* _Task_
Write out each entry below exactly. Do not include the images.

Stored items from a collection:
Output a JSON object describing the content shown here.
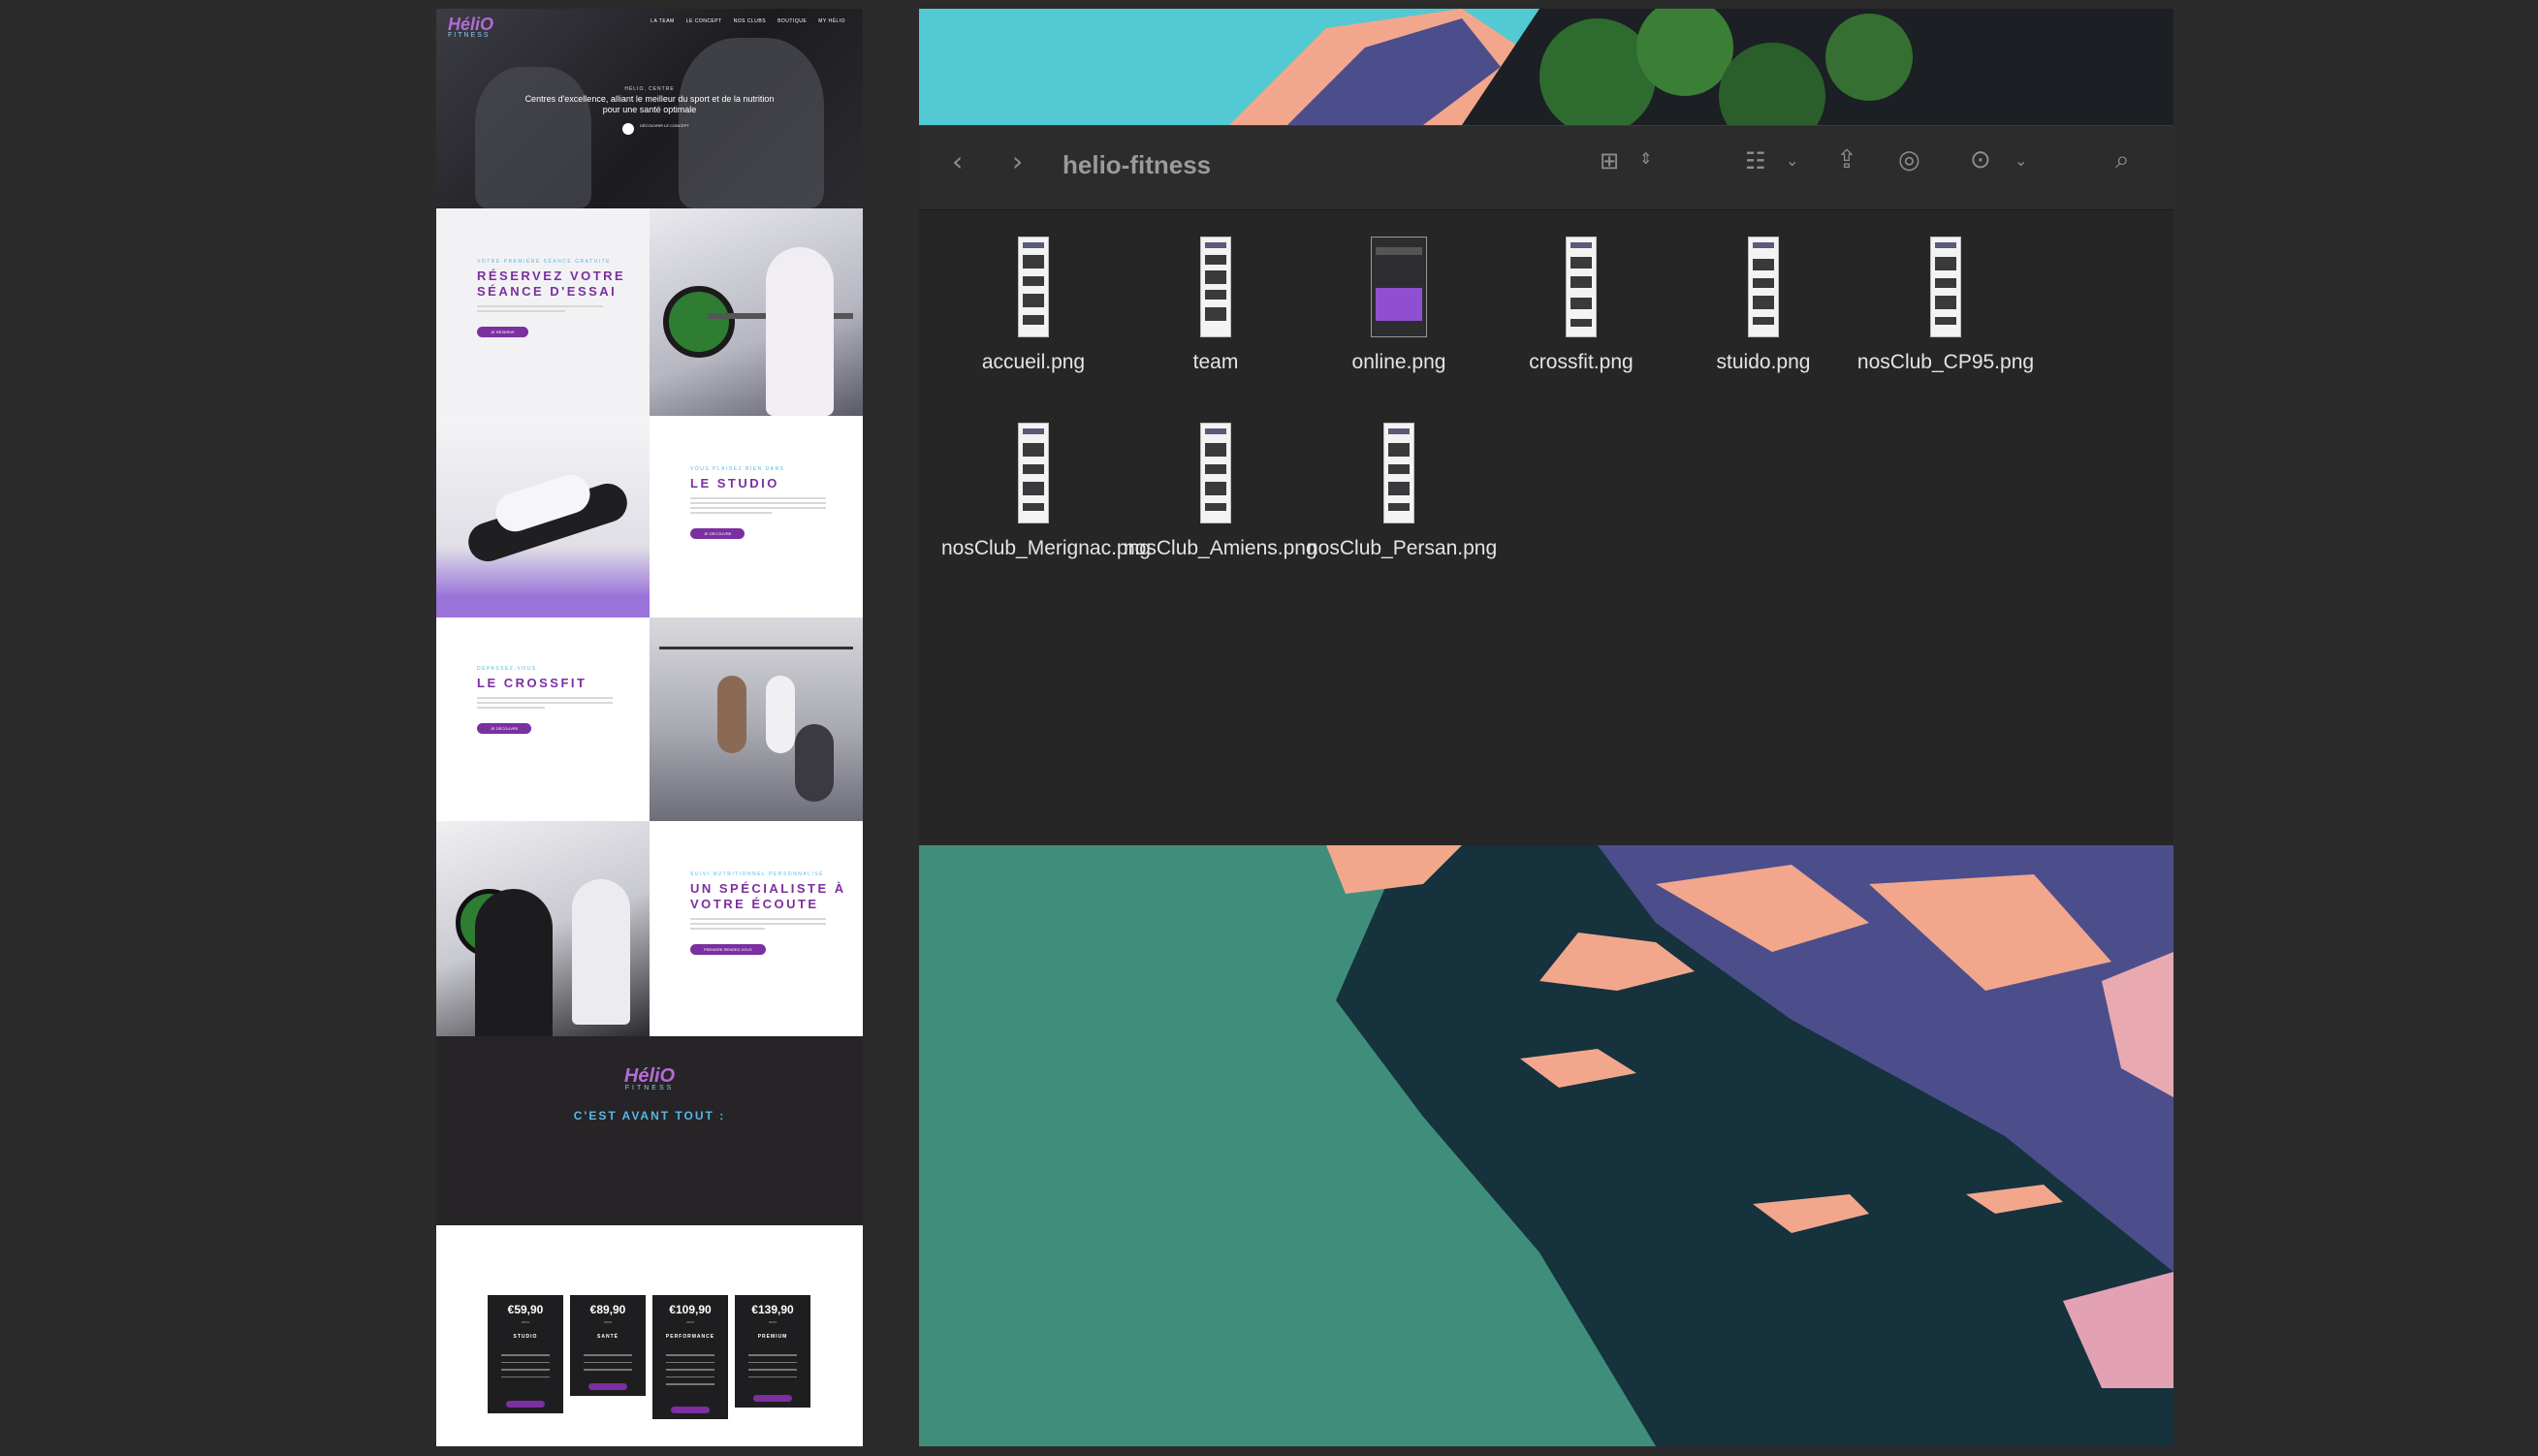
{
  "website": {
    "logo": "HéliO",
    "logo_sub": "FITNESS",
    "nav": [
      "LA TEAM",
      "LE CONCEPT",
      "NOS CLUBS",
      "BOUTIQUE",
      "MY HÉLIO"
    ],
    "hero_eyebrow": "HÉLIO, CENTRE",
    "hero_tagline": "Centres d'excellence, alliant le meilleur du sport et de la nutrition pour une santé optimale",
    "hero_scroll": "DÉCOUVRIR LE CONCEPT",
    "sections": [
      {
        "eyebrow": "VOTRE PREMIÈRE SÉANCE GRATUITE",
        "title": "RÉSERVEZ VOTRE SÉANCE D'ESSAI",
        "button": "JE RÉSERVE"
      },
      {
        "eyebrow": "VOUS PLAISEZ BIEN DANS",
        "title": "LE STUDIO",
        "button": "JE DÉCOUVRE"
      },
      {
        "eyebrow": "DÉPASSEZ-VOUS",
        "title": "LE CROSSFIT",
        "button": "JE DÉCOUVRE"
      },
      {
        "eyebrow": "SUIVI NUTRITIONNEL PERSONNALISÉ",
        "title": "UN SPÉCIALISTE À VOTRE ÉCOUTE",
        "button": "PRENDRE RENDEZ-VOUS"
      }
    ],
    "slogan": "C'EST AVANT TOUT :",
    "pricing": [
      {
        "price": "€59,90",
        "period": "/MOIS",
        "name": "STUDIO"
      },
      {
        "price": "€89,90",
        "period": "/MOIS",
        "name": "SANTÉ"
      },
      {
        "price": "€109,90",
        "period": "/MOIS",
        "name": "PERFORMANCE"
      },
      {
        "price": "€139,90",
        "period": "/MOIS",
        "name": "PREMIUM"
      }
    ]
  },
  "finder": {
    "title": "helio-fitness",
    "toolbar_icons": [
      "back-icon",
      "forward-icon",
      "icon-view-icon",
      "group-icon",
      "share-icon",
      "airdrop-icon",
      "more-icon",
      "search-icon"
    ],
    "files": [
      {
        "name": "accueil.png"
      },
      {
        "name": "team"
      },
      {
        "name": "online.png"
      },
      {
        "name": "crossfit.png"
      },
      {
        "name": "stuido.png"
      },
      {
        "name": "nosClub_CP95.png"
      },
      {
        "name": "nosClub_Merignac.png"
      },
      {
        "name": "nosClub_Amiens.png"
      },
      {
        "name": "nosClub_Persan.png"
      }
    ]
  },
  "colors": {
    "brand_purple": "#7b2fa0",
    "brand_blue": "#57b7e6",
    "finder_bg": "#262627",
    "wallpaper_teal": "#3f8e7b",
    "wallpaper_sky": "#53c9d3",
    "wallpaper_peach": "#f2a78c"
  }
}
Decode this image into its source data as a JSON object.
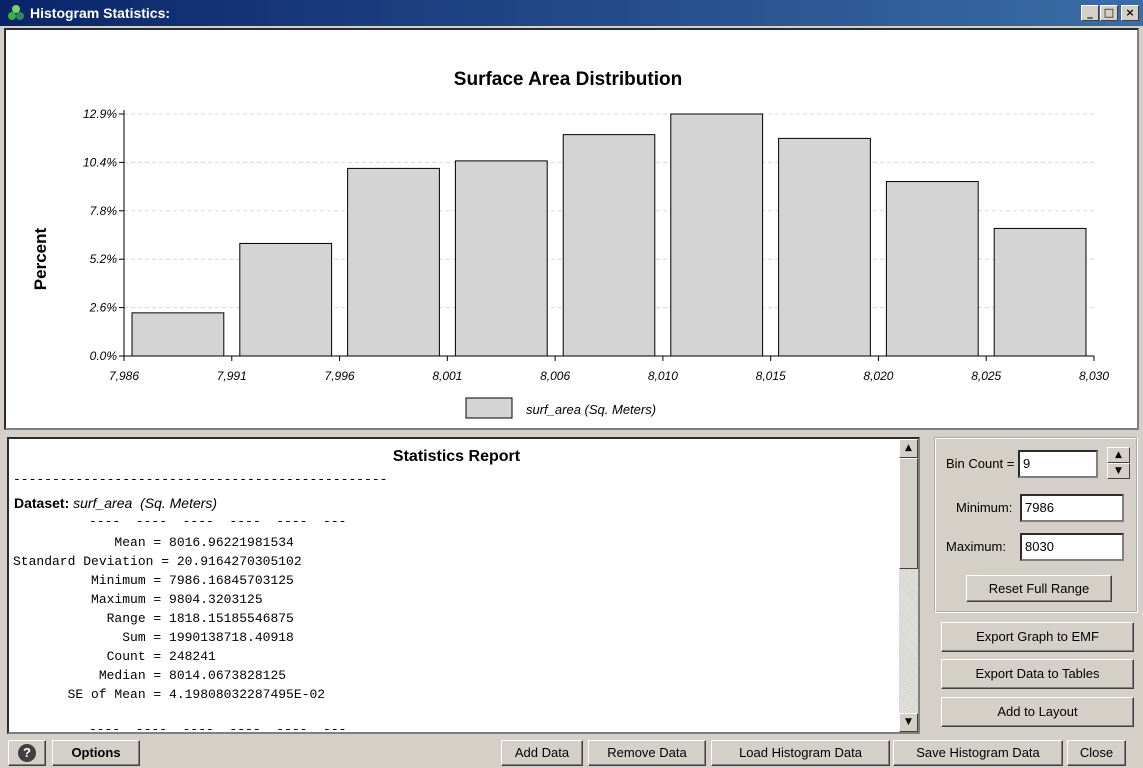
{
  "window": {
    "title": "Histogram Statistics:",
    "minimize_glyph": "_",
    "maximize_glyph": "□",
    "close_glyph": "×"
  },
  "chart_data": {
    "type": "bar",
    "title": "Surface Area Distribution",
    "ylabel": "Percent",
    "xlabel": "",
    "x_tick_labels": [
      "7,986",
      "7,991",
      "7,996",
      "8,001",
      "8,006",
      "8,010",
      "8,015",
      "8,020",
      "8,025",
      "8,030"
    ],
    "y_tick_labels": [
      "0.0%",
      "2.6%",
      "5.2%",
      "7.8%",
      "10.4%",
      "12.9%"
    ],
    "ylim": [
      0,
      12.9
    ],
    "bin_edges": [
      7986,
      7990.89,
      7995.78,
      8000.67,
      8005.56,
      8010.44,
      8015.33,
      8020.22,
      8025.11,
      8030
    ],
    "series": [
      {
        "name": "surf_area  (Sq. Meters)",
        "values": [
          2.3,
          6.0,
          10.0,
          10.4,
          11.8,
          12.9,
          11.6,
          9.3,
          6.8
        ]
      }
    ],
    "legend_position": "bottom",
    "grid": true,
    "bar_color": "#d4d4d4"
  },
  "report": {
    "title": "Statistics Report",
    "separator": "------------------------------------------------",
    "dataset_label": "Dataset:",
    "dataset_name": "surf_area  (Sq. Meters)",
    "dashes": "----  ----  ----  ----  ----  ---",
    "dashes_bottom": "----  ----  ----  ----  ----  ---",
    "lines": [
      "             Mean = 8016.96221981534",
      "Standard Deviation = 20.9164270305102",
      "          Minimum = 7986.16845703125",
      "          Maximum = 9804.3203125",
      "            Range = 1818.15185546875",
      "              Sum = 1990138718.40918",
      "            Count = 248241",
      "           Median = 8014.0673828125",
      "       SE of Mean = 4.19808032287495E-02"
    ],
    "scroll_up": "▲",
    "scroll_down": "▼"
  },
  "controls": {
    "bin_count_label": "Bin Count =",
    "bin_count_value": "9",
    "minimum_label": "Minimum:",
    "minimum_value": "7986",
    "maximum_label": "Maximum:",
    "maximum_value": "8030",
    "reset_label": "Reset Full Range",
    "spin_up": "▲",
    "spin_down": "▼"
  },
  "side_buttons": {
    "export_emf": "Export Graph to EMF",
    "export_tables": "Export Data to Tables",
    "add_layout": "Add to Layout"
  },
  "bottom_bar": {
    "help": "?",
    "options": "Options",
    "add_data": "Add Data",
    "remove_data": "Remove Data",
    "load_histogram": "Load Histogram Data",
    "save_histogram": "Save Histogram Data",
    "close": "Close"
  },
  "colors": {
    "titlebar_start": "#0a246a",
    "titlebar_end": "#3a6ea5",
    "face": "#d4d0c8"
  }
}
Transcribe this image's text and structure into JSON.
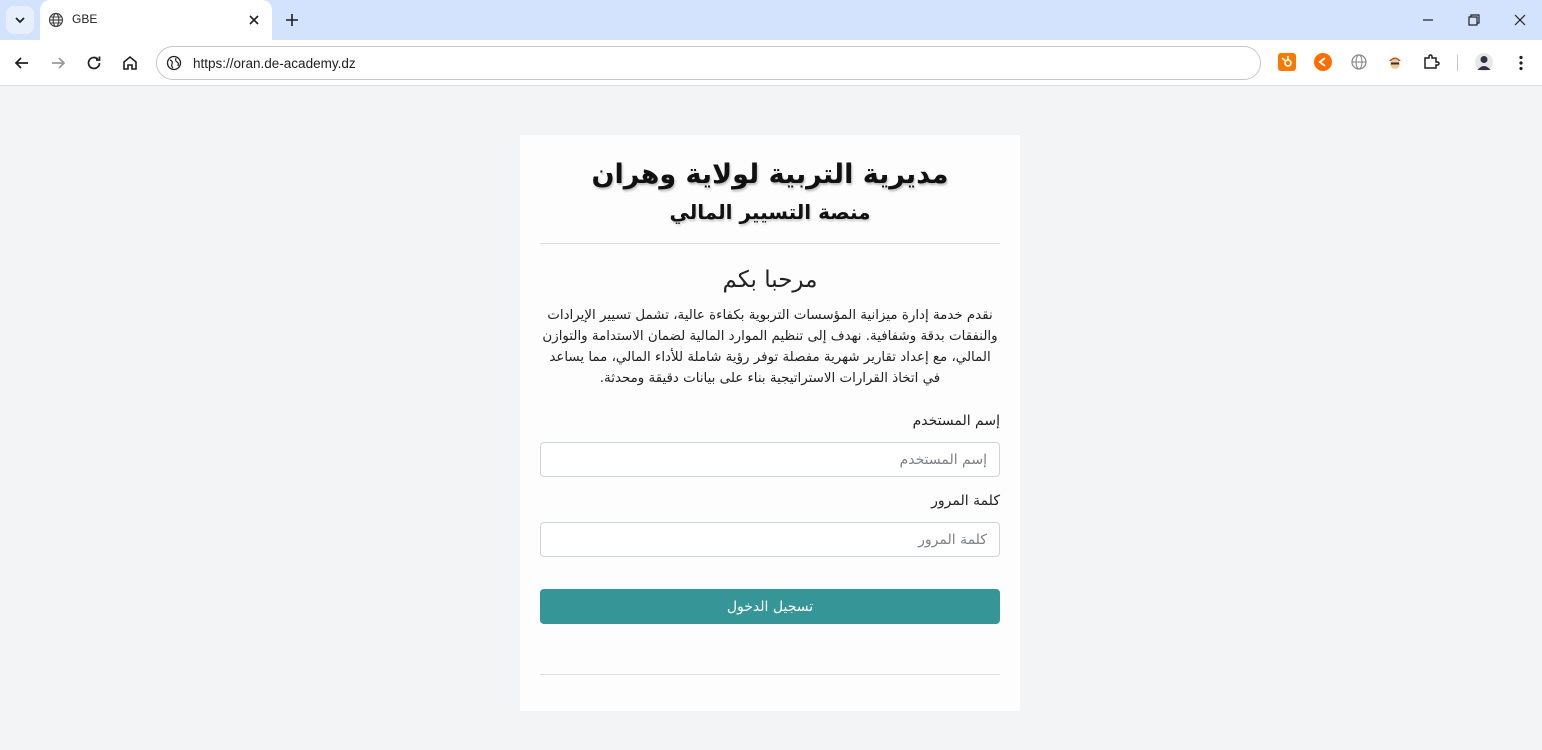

* _Response below_
Output a JSON object describing the content shown here.
{
  "website": {
    "logo": "HéliO",
    "logo_sub": "FITNESS",
    "nav": [
      "LA TEAM",
      "LE CONCEPT",
      "NOS CLUBS",
      "BOUTIQUE",
      "MY HÉLIO"
    ],
    "hero_eyebrow": "HÉLIO, CENTRE",
    "hero_tagline": "Centres d'excellence, alliant le meilleur du sport et de la nutrition pour une santé optimale",
    "hero_scroll": "DÉCOUVRIR LE CONCEPT",
    "sections": [
      {
        "eyebrow": "VOTRE PREMIÈRE SÉANCE GRATUITE",
        "title": "RÉSERVEZ VOTRE SÉANCE D'ESSAI",
        "button": "JE RÉSERVE"
      },
      {
        "eyebrow": "VOUS PLAISEZ BIEN DANS",
        "title": "LE STUDIO",
        "button": "JE DÉCOUVRE"
      },
      {
        "eyebrow": "DÉPASSEZ-VOUS",
        "title": "LE CROSSFIT",
        "button": "JE DÉCOUVRE"
      },
      {
        "eyebrow": "SUIVI NUTRITIONNEL PERSONNALISÉ",
        "title": "UN SPÉCIALISTE À VOTRE ÉCOUTE",
        "button": "PRENDRE RENDEZ-VOUS"
      }
    ],
    "slogan": "C'EST AVANT TOUT :",
    "pricing": [
      {
        "price": "€59,90",
        "period": "/MOIS",
        "name": "STUDIO"
      },
      {
        "price": "€89,90",
        "period": "/MOIS",
        "name": "SANTÉ"
      },
      {
        "price": "€109,90",
        "period": "/MOIS",
        "name": "PERFORMANCE"
      },
      {
        "price": "€139,90",
        "period": "/MOIS",
        "name": "PREMIUM"
      }
    ]
  },
  "finder": {
    "title": "helio-fitness",
    "toolbar_icons": [
      "back-icon",
      "forward-icon",
      "icon-view-icon",
      "group-icon",
      "share-icon",
      "airdrop-icon",
      "more-icon",
      "search-icon"
    ],
    "files": [
      {
        "name": "accueil.png"
      },
      {
        "name": "team"
      },
      {
        "name": "online.png"
      },
      {
        "name": "crossfit.png"
      },
      {
        "name": "stuido.png"
      },
      {
        "name": "nosClub_CP95.png"
      },
      {
        "name": "nosClub_Merignac.png"
      },
      {
        "name": "nosClub_Amiens.png"
      },
      {
        "name": "nosClub_Persan.png"
      }
    ]
  },
  "colors": {
    "brand_purple": "#7b2fa0",
    "brand_blue": "#57b7e6",
    "finder_bg": "#262627",
    "wallpaper_teal": "#3f8e7b",
    "wallpaper_sky": "#53c9d3",
    "wallpaper_peach": "#f2a78c"
  }
}
Decode this image into its source data as a JSON object.
{
  "window": {
    "title": "Histogram Statistics:",
    "minimize_glyph": "_",
    "maximize_glyph": "□",
    "close_glyph": "×"
  },
  "chart_data": {
    "type": "bar",
    "title": "Surface Area Distribution",
    "ylabel": "Percent",
    "xlabel": "",
    "x_tick_labels": [
      "7,986",
      "7,991",
      "7,996",
      "8,001",
      "8,006",
      "8,010",
      "8,015",
      "8,020",
      "8,025",
      "8,030"
    ],
    "y_tick_labels": [
      "0.0%",
      "2.6%",
      "5.2%",
      "7.8%",
      "10.4%",
      "12.9%"
    ],
    "ylim": [
      0,
      12.9
    ],
    "bin_edges": [
      7986,
      7990.89,
      7995.78,
      8000.67,
      8005.56,
      8010.44,
      8015.33,
      8020.22,
      8025.11,
      8030
    ],
    "series": [
      {
        "name": "surf_area  (Sq. Meters)",
        "values": [
          2.3,
          6.0,
          10.0,
          10.4,
          11.8,
          12.9,
          11.6,
          9.3,
          6.8
        ]
      }
    ],
    "legend_position": "bottom",
    "grid": true,
    "bar_color": "#d4d4d4"
  },
  "report": {
    "title": "Statistics Report",
    "separator": "------------------------------------------------",
    "dataset_label": "Dataset:",
    "dataset_name": "surf_area  (Sq. Meters)",
    "dashes": "----  ----  ----  ----  ----  ---",
    "dashes_bottom": "----  ----  ----  ----  ----  ---",
    "lines": [
      "             Mean = 8016.96221981534",
      "Standard Deviation = 20.9164270305102",
      "          Minimum = 7986.16845703125",
      "          Maximum = 9804.3203125",
      "            Range = 1818.15185546875",
      "              Sum = 1990138718.40918",
      "            Count = 248241",
      "           Median = 8014.0673828125",
      "       SE of Mean = 4.19808032287495E-02"
    ],
    "scroll_up": "▲",
    "scroll_down": "▼"
  },
  "controls": {
    "bin_count_label": "Bin Count =",
    "bin_count_value": "9",
    "minimum_label": "Minimum:",
    "minimum_value": "7986",
    "maximum_label": "Maximum:",
    "maximum_value": "8030",
    "reset_label": "Reset Full Range",
    "spin_up": "▲",
    "spin_down": "▼"
  },
  "side_buttons": {
    "export_emf": "Export Graph to EMF",
    "export_tables": "Export Data to Tables",
    "add_layout": "Add to Layout"
  },
  "bottom_bar": {
    "help": "?",
    "options": "Options",
    "add_data": "Add Data",
    "remove_data": "Remove Data",
    "load_histogram": "Load Histogram Data",
    "save_histogram": "Save Histogram Data",
    "close": "Close"
  },
  "colors": {
    "titlebar_start": "#0a246a",
    "titlebar_end": "#3a6ea5",
    "face": "#d4d0c8"
  }
}
Transcribe this image's text and structure into JSON.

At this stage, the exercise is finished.